This morning on my walk with Freddie, half a dozen crows landed noisily in the low branches of a tree near us: stark tree skeleton with a pattern of black birds against a bright blue sky. I thought it was beautiful.
Fred thought it was terrifying! (more…)
January 1, 2013
My dog Freddie is a strange little guy. Unlike every dog I’ve ever known (and most cats), Fred doesn’t play. If I roll a ball toward him, he jumps out of the way, looking alarmed. When a friend of mine was here with her little dog, Cricket, Freddie was induced to frolic and gambol for an occasional minute or two, but much of the time Cricket found him a dull dog indeed. Fred is an observer, not a player. What he likes is to look at things and figure them out. If they’re people, no matter how benign or dog-oriented, he can find them scary.
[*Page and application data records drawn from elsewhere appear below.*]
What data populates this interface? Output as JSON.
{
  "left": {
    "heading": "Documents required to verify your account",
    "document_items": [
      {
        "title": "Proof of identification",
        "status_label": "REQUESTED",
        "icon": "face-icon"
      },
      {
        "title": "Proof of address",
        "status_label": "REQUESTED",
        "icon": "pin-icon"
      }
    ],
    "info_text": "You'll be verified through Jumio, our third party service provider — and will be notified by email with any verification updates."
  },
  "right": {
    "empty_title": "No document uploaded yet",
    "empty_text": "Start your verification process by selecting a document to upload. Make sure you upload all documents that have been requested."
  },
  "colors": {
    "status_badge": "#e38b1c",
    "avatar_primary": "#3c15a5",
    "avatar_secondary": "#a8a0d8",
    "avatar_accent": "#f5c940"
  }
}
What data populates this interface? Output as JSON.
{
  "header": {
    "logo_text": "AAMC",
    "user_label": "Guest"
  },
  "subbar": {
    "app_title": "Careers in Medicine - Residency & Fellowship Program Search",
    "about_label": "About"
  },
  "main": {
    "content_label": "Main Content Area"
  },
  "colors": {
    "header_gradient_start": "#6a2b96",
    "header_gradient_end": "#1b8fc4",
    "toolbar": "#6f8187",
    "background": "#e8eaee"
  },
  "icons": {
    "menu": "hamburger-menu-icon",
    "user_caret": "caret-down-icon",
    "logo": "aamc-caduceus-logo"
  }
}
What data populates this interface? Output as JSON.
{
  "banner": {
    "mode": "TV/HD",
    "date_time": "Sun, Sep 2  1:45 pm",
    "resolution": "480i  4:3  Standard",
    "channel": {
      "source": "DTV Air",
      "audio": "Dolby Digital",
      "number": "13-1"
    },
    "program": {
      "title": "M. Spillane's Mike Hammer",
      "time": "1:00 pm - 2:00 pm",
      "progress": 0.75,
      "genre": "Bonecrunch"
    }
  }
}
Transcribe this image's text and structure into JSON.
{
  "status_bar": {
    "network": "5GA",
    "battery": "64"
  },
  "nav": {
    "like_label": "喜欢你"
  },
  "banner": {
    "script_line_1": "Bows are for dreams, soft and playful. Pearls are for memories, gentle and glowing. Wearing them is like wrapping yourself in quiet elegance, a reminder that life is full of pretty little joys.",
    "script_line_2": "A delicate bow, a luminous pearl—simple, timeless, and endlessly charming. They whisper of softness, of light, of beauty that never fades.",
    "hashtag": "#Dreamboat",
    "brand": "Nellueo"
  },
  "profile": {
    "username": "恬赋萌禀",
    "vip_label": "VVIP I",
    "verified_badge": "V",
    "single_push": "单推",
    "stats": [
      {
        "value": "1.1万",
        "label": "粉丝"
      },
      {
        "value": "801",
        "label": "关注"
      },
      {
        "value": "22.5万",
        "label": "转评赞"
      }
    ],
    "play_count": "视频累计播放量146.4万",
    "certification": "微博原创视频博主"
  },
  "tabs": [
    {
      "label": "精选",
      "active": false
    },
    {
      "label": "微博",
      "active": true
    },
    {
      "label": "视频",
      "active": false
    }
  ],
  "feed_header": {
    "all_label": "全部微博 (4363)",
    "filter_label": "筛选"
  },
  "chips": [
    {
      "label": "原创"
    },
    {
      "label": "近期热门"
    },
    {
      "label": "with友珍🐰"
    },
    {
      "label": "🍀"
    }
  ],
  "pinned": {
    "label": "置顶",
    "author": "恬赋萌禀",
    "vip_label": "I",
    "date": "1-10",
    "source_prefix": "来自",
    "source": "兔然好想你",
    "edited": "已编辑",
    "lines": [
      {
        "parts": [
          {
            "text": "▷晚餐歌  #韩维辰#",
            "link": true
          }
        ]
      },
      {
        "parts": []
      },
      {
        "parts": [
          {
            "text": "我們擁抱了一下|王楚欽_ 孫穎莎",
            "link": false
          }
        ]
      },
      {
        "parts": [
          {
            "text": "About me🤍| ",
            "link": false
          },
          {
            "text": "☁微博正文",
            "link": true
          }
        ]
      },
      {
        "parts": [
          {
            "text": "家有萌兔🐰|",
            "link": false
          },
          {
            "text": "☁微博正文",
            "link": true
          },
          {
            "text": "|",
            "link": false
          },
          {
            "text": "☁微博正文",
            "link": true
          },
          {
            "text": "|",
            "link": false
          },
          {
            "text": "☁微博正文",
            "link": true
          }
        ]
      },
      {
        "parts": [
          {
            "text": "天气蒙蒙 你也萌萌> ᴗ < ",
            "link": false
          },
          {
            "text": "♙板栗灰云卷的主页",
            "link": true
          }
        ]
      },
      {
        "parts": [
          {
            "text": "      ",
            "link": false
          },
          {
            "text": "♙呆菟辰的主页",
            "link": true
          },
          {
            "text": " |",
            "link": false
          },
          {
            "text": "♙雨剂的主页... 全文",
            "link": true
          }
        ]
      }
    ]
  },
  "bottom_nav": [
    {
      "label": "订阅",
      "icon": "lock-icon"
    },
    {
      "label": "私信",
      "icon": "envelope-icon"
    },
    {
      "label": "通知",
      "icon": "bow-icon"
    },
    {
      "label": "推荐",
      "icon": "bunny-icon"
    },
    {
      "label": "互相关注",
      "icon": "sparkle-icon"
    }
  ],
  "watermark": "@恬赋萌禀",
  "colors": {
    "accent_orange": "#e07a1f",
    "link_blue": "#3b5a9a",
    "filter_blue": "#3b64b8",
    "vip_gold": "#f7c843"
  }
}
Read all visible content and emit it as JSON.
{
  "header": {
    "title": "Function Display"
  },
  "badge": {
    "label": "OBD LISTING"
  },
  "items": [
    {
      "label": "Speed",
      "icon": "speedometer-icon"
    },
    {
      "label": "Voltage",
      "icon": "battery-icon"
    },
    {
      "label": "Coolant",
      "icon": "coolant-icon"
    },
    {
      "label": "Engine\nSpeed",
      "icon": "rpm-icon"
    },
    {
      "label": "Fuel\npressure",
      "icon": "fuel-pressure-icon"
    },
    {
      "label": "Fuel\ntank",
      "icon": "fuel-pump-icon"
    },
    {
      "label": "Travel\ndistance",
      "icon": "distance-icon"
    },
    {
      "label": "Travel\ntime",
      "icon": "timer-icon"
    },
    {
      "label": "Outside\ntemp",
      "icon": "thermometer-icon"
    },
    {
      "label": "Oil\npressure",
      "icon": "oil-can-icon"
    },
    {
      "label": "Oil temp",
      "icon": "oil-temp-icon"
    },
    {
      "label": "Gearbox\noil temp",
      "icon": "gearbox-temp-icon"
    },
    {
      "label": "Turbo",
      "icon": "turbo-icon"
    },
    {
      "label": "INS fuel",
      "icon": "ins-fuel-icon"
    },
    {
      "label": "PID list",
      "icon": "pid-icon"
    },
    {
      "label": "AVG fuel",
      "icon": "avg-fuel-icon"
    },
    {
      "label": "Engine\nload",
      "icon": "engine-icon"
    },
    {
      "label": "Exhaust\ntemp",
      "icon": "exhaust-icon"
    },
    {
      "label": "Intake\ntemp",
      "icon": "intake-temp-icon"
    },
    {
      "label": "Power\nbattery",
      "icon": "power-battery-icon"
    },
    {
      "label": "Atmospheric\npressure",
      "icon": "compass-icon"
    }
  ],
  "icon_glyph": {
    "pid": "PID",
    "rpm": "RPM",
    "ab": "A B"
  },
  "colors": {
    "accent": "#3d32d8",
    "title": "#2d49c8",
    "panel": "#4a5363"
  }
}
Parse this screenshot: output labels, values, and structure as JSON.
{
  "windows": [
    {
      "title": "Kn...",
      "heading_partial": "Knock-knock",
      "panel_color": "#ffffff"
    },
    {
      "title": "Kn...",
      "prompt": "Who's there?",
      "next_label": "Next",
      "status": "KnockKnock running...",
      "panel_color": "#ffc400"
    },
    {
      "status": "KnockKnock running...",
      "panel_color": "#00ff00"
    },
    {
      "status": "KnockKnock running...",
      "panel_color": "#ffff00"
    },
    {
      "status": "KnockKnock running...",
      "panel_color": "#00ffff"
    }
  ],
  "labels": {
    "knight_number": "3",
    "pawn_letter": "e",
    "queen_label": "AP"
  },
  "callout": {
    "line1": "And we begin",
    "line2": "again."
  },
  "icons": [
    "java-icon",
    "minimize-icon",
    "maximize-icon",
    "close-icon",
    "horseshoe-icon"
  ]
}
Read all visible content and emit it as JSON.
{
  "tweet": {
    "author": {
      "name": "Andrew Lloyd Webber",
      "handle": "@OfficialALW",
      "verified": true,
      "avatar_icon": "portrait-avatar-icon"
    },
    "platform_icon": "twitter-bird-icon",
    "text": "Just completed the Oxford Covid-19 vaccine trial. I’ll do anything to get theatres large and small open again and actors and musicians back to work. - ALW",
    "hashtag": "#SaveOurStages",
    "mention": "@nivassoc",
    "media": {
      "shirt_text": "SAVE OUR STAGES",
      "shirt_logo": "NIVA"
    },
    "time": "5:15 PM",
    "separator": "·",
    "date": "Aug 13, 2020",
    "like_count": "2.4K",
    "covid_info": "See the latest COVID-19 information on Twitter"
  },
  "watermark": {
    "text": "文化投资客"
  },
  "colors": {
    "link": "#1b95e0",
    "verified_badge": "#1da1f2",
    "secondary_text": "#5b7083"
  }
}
Approach him too quickly and he’ll back away; then he’ll sneak up and lick your hand.
I’d forgotten -- though it may have been at work subliminally when I named him -- that E.B. White had a series of dachshunds, and that his first one was named Fred. (more…)
At my new digs in Amherst, Mass.
Why the blog?
Well, it had to happen. Probably most writers are tempted at some point -- simply because, if you need to write, a blog is one more place to do it. And, despite the fact that there are something like 200 million blogs out there already, people keep telling you that you should have a blog. And so gradually, slowly, almost imperceptibly, your attitude changes from "That's a ridiculous idea" to "I have nothing to say" to "Oh, what the heck." (I'm surprised there's no blog called whattheheck.com.)
So here's mine.
About that title: I do take a long walk every day, but this will not be a blog about going for walks. What I'm pretty sure I mean is that I'll be thinking about what to write in my blog while I'm taking my daily walk. As Nietzsche said (and I discovered this not by reading Nietzsche, which I have never done, but by a quick Google search for some profound quote about walking), "All truly great thoughts are conceived by walking." I'm hoping that's true for the other kind too.